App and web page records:
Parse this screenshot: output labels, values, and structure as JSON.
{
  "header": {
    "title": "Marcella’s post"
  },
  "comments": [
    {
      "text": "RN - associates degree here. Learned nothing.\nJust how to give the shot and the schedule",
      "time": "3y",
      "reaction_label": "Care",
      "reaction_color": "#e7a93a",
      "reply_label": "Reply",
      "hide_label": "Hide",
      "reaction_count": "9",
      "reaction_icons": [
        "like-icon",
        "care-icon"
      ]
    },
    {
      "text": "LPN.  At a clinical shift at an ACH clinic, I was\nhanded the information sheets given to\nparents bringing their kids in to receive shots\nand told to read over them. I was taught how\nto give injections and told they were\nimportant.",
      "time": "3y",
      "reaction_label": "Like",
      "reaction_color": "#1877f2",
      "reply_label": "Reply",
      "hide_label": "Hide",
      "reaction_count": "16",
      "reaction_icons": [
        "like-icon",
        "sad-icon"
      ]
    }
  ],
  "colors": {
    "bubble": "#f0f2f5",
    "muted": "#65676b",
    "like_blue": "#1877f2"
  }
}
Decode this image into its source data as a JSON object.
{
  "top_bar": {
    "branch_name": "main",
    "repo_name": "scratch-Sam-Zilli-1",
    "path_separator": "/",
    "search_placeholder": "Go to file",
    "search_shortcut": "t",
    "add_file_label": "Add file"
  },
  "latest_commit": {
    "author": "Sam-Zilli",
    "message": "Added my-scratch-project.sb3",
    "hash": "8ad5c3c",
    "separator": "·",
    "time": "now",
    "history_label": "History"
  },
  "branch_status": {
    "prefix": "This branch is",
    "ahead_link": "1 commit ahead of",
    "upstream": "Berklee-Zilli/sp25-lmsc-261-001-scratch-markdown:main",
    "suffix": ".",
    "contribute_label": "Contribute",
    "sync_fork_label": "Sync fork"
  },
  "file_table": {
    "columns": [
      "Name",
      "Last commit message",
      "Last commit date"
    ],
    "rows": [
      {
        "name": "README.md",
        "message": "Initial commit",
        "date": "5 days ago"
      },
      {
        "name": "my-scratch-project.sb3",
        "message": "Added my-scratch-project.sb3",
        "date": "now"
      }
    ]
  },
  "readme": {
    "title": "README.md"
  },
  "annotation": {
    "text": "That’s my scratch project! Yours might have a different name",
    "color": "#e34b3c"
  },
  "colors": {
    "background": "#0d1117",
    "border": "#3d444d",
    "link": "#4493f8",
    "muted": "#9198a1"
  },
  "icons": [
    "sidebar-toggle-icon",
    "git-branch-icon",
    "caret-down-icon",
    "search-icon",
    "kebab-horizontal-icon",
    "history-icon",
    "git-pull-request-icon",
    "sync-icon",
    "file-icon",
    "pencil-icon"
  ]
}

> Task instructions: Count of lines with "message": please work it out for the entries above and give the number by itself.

> Solution to this exercise: 4